Entries from a dataset of interfaces
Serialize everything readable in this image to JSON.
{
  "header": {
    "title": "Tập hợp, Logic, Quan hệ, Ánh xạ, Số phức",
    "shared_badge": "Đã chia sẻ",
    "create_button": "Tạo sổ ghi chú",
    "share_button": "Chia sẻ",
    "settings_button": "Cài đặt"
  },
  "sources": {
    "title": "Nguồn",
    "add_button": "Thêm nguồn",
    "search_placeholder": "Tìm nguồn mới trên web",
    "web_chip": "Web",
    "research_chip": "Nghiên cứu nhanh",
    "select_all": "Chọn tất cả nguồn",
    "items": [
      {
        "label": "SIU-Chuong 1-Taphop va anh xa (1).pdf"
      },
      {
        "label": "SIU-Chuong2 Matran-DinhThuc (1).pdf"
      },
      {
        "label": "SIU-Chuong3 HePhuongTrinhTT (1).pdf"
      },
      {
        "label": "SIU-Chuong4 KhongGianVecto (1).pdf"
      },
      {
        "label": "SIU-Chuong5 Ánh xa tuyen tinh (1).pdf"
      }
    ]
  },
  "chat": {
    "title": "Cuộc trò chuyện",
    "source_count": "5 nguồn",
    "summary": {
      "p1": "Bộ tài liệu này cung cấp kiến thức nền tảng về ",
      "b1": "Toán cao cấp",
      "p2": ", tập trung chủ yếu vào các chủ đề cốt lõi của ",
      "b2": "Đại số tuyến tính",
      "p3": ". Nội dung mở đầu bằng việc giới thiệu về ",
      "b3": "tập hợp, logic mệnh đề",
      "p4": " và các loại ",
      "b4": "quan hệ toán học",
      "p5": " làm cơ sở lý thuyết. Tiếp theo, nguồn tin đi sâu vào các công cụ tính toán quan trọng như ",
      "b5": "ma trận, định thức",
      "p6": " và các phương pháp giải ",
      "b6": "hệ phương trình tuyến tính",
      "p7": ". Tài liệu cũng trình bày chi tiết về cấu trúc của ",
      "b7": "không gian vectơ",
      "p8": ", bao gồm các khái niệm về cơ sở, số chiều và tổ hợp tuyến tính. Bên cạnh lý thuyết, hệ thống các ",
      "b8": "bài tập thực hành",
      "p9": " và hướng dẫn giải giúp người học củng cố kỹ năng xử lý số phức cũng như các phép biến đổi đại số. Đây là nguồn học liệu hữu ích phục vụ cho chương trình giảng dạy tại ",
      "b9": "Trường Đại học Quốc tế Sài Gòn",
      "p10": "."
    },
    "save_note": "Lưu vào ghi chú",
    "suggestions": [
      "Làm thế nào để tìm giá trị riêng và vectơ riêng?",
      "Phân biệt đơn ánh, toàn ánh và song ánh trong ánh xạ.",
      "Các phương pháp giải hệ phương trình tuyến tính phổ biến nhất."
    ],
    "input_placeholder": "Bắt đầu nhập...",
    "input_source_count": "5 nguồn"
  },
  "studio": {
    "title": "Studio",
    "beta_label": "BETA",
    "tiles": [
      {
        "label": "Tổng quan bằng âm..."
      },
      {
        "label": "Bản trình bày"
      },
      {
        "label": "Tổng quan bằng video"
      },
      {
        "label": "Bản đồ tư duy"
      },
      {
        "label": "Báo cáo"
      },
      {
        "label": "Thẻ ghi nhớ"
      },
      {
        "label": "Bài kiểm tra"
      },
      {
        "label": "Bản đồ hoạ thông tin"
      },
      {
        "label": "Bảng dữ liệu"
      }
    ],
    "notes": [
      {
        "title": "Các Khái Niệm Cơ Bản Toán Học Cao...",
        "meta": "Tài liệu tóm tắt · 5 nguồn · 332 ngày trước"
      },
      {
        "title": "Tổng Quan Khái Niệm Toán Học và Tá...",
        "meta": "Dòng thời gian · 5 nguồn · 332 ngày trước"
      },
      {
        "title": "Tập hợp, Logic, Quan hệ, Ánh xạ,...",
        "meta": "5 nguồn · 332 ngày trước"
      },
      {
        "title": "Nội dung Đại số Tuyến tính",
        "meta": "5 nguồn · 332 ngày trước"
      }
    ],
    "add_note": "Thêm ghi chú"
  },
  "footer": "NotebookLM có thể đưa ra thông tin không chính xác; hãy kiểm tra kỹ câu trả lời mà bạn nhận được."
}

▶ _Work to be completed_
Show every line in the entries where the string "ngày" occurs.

▶ _Result of the exercise_
        "meta": "Tài liệu tóm tắt · 5 nguồn · 332 ngày trước"
        "meta": "Dòng thời gian · 5 nguồn · 332 ngày trước"
        "meta": "5 nguồn · 332 ngày trước"
        "meta": "5 nguồn · 332 ngày trước"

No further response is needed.